- H3, which stated that brand experience mediates the relationship between pre-event and post-event brand equity, was fully supported. Event attendance has an impact on brand experience, which, in turn, is a source of brand equity.
- Brand experience plays a mediating role in the process that leads to the development of brand equity, and this role was confirmed for all types of events. Although there are some differences across event types, the analysis performed showed that not all these differences are significant.
- In the case of pop-up shops, the impact generated on brand experience contributes to brand equity more than in the case of trade shows and street events. This may be due to the fact that pop-up shops are new forms of events, which make use of a more structured and immersive space.
- In more traditional events such as sponsored events, the experience that is generated may be less intense, even though this experience still results in an increase of brand equity.
- H4, which stated H4, which stated that brand experience has a stronger mediating role than brand attitude, was confirmed.

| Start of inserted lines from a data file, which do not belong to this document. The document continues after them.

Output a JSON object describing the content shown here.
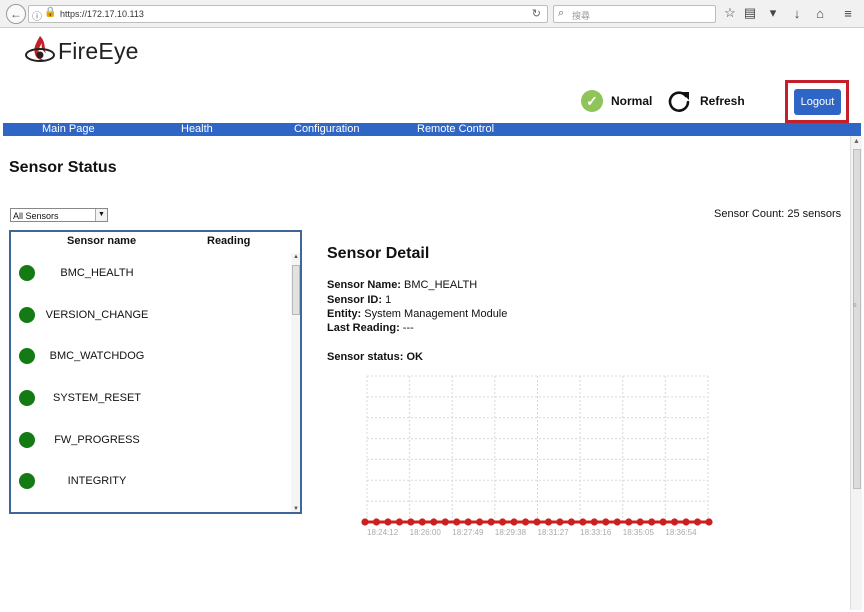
{
  "browser": {
    "url": "https://172.17.10.113",
    "search_placeholder": "搜尋"
  },
  "header": {
    "logo_text": "FireEye",
    "status_label": "Normal",
    "refresh_label": "Refresh",
    "logout_label": "Logout",
    "accent_color": "#2f66c6",
    "highlight_color": "#c3202b"
  },
  "nav": {
    "items": [
      {
        "label": "Main Page"
      },
      {
        "label": "Health"
      },
      {
        "label": "Configuration"
      },
      {
        "label": "Remote Control"
      }
    ]
  },
  "main": {
    "title": "Sensor Status",
    "filter_selected": "All Sensors",
    "sensor_count": "Sensor Count: 25 sensors"
  },
  "sensor_list": {
    "col_name": "Sensor name",
    "col_reading": "Reading",
    "status_color": "#147a14",
    "items": [
      {
        "name": "BMC_HEALTH"
      },
      {
        "name": "VERSION_CHANGE"
      },
      {
        "name": "BMC_WATCHDOG"
      },
      {
        "name": "SYSTEM_RESET"
      },
      {
        "name": "FW_PROGRESS"
      },
      {
        "name": "INTEGRITY"
      }
    ]
  },
  "detail": {
    "title": "Sensor Detail",
    "name_label": "Sensor Name:",
    "name_value": "BMC_HEALTH",
    "id_label": "Sensor ID:",
    "id_value": "1",
    "entity_label": "Entity:",
    "entity_value": "System Management Module",
    "reading_label": "Last Reading:",
    "reading_value": "---",
    "status_label": "Sensor status:",
    "status_value": "OK"
  },
  "chart_data": {
    "type": "line",
    "x_tick_labels": [
      "18:24:12",
      "18:26:00",
      "18:27:49",
      "18:29:38",
      "18:31:27",
      "18:33:16",
      "18:35:05",
      "18:36:54"
    ],
    "points": 31,
    "values": [
      0,
      0,
      0,
      0,
      0,
      0,
      0,
      0,
      0,
      0,
      0,
      0,
      0,
      0,
      0,
      0,
      0,
      0,
      0,
      0,
      0,
      0,
      0,
      0,
      0,
      0,
      0,
      0,
      0,
      0,
      0
    ],
    "grid": true,
    "series_color": "#cc1f1f"
  }
}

- In the analysis with aggregate data, the relationships involving brand experience (i.e. from pre-event OBE to brand experience and from brand experience topost-event OBE) were stronger than those involving brand attitude (i.e. from pre-event OBE to brand attitude and from brand attitude to post-event OBE).
- In the group analysis, the relationships involving brand attitude were not significant in all types of events, whereas those involving brand experience were.
- finally, the hypothesis concerning the relation between brand experience and brand attitude
- H5, was confirmed as well. The chi-square test demonstrated, on an aggregate level, that brand experience positively impacts brand attitude.
- The group analysis showed that this relation is positive and significant in all event types, no matter if the event marketing initiative considered is a sponsored event, a trade show, a street event or a pop-up shop.
- There is inconsistency at mediation variable
- Respon research less than 50%
- Research can not generalized